Materials provided below:
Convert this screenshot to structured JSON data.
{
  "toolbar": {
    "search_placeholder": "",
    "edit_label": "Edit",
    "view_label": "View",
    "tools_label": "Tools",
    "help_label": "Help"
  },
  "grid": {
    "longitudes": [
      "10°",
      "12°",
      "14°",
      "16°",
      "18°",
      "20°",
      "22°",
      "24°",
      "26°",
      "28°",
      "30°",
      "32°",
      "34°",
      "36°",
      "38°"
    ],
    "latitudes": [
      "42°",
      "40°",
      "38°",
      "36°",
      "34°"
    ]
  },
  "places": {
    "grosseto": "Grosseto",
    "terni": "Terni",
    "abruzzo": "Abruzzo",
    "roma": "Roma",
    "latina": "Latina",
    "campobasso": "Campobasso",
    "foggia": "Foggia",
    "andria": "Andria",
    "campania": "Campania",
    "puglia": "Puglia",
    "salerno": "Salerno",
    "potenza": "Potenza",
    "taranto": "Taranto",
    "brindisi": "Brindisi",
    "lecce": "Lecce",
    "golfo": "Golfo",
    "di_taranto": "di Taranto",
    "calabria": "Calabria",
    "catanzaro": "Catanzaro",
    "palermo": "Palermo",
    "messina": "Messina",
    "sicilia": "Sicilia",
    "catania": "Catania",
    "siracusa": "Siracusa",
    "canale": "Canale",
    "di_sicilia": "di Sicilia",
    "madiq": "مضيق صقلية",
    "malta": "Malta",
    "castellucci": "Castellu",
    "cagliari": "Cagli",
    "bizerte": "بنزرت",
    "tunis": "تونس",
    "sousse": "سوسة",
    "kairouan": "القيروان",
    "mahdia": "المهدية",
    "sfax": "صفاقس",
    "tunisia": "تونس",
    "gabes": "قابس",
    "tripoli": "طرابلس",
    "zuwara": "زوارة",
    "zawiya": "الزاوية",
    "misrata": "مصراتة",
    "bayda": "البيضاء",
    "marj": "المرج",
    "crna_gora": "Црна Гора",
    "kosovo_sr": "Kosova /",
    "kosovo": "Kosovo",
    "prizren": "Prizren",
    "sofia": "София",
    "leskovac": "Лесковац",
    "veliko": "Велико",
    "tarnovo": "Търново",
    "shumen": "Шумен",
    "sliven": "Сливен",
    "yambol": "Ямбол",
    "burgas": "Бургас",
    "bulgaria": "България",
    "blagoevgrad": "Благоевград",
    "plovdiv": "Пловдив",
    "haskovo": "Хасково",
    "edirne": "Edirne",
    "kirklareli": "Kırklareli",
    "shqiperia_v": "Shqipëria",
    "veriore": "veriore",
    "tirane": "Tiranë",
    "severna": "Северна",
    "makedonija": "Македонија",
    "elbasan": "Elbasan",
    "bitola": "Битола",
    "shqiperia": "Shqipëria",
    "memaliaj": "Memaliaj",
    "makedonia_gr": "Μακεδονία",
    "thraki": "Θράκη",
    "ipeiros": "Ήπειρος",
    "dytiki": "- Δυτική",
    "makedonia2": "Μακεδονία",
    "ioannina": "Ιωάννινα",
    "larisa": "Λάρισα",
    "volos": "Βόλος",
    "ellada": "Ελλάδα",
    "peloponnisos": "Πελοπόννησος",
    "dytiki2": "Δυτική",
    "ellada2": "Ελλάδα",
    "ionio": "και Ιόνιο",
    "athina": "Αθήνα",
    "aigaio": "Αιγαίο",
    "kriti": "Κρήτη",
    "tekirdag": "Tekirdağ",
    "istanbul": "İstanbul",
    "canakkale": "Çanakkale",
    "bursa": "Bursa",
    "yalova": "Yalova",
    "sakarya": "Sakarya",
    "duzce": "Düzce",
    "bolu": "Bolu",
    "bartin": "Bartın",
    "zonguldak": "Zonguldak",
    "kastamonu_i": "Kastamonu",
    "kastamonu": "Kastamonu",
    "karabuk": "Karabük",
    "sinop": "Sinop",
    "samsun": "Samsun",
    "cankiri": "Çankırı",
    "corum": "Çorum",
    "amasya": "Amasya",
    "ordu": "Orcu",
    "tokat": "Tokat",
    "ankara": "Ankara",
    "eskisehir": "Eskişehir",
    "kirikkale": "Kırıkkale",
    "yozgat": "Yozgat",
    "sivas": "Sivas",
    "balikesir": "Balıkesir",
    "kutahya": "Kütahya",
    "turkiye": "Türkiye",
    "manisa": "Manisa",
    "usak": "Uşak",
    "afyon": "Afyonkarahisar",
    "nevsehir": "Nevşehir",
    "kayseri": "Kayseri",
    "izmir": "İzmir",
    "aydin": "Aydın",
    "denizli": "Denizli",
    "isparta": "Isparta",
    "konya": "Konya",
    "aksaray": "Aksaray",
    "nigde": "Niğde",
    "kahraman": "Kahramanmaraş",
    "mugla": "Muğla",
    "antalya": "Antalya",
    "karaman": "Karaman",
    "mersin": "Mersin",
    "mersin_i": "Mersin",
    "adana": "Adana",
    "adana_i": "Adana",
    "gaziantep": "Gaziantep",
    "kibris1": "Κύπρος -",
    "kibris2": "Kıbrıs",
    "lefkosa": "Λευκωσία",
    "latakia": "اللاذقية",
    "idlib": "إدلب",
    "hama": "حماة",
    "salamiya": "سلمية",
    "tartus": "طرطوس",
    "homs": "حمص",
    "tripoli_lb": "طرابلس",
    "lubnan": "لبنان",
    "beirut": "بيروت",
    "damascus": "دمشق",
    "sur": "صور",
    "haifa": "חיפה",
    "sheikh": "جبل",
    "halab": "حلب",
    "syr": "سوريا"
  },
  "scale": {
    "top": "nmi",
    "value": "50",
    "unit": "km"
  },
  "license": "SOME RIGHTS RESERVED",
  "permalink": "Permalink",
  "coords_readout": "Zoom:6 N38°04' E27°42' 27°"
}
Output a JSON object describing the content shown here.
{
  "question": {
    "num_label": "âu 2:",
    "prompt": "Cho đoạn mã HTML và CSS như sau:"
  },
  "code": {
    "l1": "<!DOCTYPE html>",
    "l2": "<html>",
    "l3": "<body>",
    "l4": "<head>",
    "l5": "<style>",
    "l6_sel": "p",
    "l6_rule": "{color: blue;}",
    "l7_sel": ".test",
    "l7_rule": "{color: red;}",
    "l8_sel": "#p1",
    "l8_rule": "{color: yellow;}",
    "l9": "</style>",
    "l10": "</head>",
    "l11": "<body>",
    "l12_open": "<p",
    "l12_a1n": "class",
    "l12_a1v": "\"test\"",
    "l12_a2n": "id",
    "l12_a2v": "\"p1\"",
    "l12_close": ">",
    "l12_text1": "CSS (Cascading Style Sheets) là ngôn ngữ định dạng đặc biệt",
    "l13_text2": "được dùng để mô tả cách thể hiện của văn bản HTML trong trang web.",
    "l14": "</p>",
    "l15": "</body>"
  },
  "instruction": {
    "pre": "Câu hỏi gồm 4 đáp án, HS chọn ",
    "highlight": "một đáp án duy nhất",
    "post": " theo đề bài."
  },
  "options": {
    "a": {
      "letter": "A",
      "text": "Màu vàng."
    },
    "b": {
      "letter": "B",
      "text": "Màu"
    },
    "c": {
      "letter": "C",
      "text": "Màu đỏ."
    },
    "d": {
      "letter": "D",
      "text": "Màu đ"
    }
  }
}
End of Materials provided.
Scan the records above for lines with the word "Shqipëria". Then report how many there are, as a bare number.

2